Arriving in Fredericktown on September 24, Price received word from Marmaduke that St. Louis was being reinforced with the veteran forces of General Andrew Jackson Smith. By September 26 they had set up defenses in Kirkwood, just west of the city.
The quick defense of St. Louis caused a rift among the leadership of Price’s army. Price and Gen. Fagan favored taking Fort Davidson in the Pilot Knob area. Marmaduke and Shelby continued to advocate the immediate taking of St. Louis. Shelby reflected after the war, “I favored moving rapidly into St. Louis and seizing it and I then and there stated what the result would be if we attacked Pilot Knob. I could see nothing as an inducement; it would only cripple and retard our movement, and I know too well that good infantry, well entrenched, would give us hell.” Despite these concerns Gen. Price moved forward with his plan to attack Fort Davidson.
Before the battle could even begin, the fighting between Price and Marmaduke undermined the Confederate mission. Instead of having the experienced Marmaduke lead his division, Price instead demanded that his ally, the inexperienced cavalryman General John B. Clark Jr., lead Marmaduke’s division to Fort Davidson.
The Union troops at Fort Davidson were led by General Thomas Ewing and numbered roughly 2,000. The time spent at Fort Davidson combined with the delays marching from Pocahontas gave the Union all the time it needed to organize its forces. After inflicting heavy losses on Price’s army, Ewing was able to escape with his troops.
With St. Louis fully defended, Price instead turned his attention to the capital, Jefferson City. As he moved west he received word that Jefferson City had been heavily reinforced. Price would again have to rethink his plans. He decided to move farther west, toward Kansas City. Price’s army engaged in minor skirmishes at Boonville, Glasgow, and Sedalia, where they were able to gain supplies. All the while, federal troops from Kansas and Missouri were organizing to trap Price before he could make it to Kansas City.

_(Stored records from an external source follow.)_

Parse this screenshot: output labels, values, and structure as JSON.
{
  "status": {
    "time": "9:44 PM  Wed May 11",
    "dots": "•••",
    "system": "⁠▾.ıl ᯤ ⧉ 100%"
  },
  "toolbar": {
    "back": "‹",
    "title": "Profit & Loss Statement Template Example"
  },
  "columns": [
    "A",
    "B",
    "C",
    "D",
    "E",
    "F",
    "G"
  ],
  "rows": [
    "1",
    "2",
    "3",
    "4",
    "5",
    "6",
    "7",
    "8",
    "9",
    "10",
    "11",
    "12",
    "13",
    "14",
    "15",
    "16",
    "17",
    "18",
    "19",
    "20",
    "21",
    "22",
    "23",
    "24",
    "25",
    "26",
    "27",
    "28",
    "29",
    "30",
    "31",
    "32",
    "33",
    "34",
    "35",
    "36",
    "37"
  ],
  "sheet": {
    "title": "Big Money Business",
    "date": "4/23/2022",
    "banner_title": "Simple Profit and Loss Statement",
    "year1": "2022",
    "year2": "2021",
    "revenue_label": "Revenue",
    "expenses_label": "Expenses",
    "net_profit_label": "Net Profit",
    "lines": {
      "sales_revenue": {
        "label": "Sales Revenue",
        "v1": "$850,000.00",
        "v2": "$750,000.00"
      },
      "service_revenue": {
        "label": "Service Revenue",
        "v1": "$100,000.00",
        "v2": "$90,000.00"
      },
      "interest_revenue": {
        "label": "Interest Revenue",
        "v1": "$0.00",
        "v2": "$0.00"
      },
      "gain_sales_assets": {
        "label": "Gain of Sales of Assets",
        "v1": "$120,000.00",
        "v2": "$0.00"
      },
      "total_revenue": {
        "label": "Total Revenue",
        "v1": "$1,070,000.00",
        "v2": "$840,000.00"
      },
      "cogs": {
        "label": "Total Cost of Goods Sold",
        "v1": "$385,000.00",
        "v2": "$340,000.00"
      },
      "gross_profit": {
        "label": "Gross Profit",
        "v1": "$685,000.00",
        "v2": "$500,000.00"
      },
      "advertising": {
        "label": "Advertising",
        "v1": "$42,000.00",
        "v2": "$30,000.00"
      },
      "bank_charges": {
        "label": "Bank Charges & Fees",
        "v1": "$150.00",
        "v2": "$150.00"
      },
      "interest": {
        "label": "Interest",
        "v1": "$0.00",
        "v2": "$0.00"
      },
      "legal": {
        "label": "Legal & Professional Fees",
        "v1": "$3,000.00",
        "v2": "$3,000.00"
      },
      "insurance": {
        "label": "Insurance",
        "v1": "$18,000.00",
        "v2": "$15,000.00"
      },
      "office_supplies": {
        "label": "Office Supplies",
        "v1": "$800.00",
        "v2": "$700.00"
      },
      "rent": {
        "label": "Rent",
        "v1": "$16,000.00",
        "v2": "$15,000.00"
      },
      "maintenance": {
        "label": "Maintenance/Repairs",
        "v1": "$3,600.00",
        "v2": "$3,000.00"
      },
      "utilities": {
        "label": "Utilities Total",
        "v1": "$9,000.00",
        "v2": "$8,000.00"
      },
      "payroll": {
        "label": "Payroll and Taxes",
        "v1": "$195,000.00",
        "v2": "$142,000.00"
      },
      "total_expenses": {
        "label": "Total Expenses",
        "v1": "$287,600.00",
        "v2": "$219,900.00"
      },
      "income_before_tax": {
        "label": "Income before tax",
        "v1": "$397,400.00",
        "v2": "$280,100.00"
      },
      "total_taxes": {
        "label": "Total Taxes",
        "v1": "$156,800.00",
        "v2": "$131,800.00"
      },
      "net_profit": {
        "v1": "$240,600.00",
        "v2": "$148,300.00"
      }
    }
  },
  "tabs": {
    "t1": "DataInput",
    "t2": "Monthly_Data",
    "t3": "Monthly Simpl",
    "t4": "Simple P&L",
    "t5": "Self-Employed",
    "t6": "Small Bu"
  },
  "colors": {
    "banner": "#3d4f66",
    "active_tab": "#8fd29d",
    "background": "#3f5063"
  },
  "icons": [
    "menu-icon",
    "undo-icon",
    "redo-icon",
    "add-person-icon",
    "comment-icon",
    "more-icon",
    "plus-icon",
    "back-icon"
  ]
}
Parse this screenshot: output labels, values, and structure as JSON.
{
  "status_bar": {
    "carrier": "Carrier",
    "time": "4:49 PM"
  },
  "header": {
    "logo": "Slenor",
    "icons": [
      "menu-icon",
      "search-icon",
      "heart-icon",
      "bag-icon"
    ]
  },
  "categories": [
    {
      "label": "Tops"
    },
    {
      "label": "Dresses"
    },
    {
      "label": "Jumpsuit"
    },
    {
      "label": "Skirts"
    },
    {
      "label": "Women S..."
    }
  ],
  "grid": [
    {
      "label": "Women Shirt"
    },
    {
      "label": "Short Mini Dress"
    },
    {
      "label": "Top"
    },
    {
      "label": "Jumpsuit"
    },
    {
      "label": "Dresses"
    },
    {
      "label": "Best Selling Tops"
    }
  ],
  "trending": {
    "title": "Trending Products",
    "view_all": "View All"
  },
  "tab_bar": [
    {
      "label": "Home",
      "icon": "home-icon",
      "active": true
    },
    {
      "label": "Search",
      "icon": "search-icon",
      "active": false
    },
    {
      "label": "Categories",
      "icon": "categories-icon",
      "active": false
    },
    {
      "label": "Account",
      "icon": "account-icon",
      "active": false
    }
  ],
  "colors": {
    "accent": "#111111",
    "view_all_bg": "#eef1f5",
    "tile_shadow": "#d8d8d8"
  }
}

At Lexington, Missouri, Price’s army met 2,000 federal troops under Maj. General James G. Blunt. These troops were part of a larger force under Maj. General Samuel Curtis, the head of the Army of Kansas. However, Curtis was having difficulty because many of his troops were Kansas militia and would not cross into Missouri. Price’s army forced Blunt to retreat, engaging in fighting as they marched through Independence. These battles slowed Price’s march enough for 10,000 cavalry under General Alfred Pleasonton to threaten Price’s rear as he continued west.
Finally, with General Curtis and his full army ahead of Price in Westport and General Pleasonton closing in on his rear, Price was fully outnumbered. His only hope was to face them one at a time. He planned on using a rear guard to prevent Pleasonton from crossing the river so that he could face Curtis. With Curtis defeated he would turn and face Pleasonton. His plans failed however, and Pleasonton crossed the river, leaving Price threatened from both sides. With no choices left, Price and his tattered army retreated.
The retreating army marched into Kansas with General Pleasonton and his cavalry close behind. The forces met at Mine Creek on October 29, and despite having superior numbers Price’s army could not force back the Federals. They fought again at Marmaton River and Newtonia, but these battles were merely a struggle for survival. Price made his way back to Arkansas with 6,000 troops of his original 15,000–20,000.
Price’s raid would be the final major offensive in Missouri during the war. Its failure would lead to Abraham Lincoln and the Republicans retaining power in the 1864 election. Price would surrender what was left of his command in New Orleans in 1865. Along with some other Confederate leaders he fled to Mexico after the defeat of the Confederacy, only returning to Missouri shortly before his death in 1867 at the age of 59.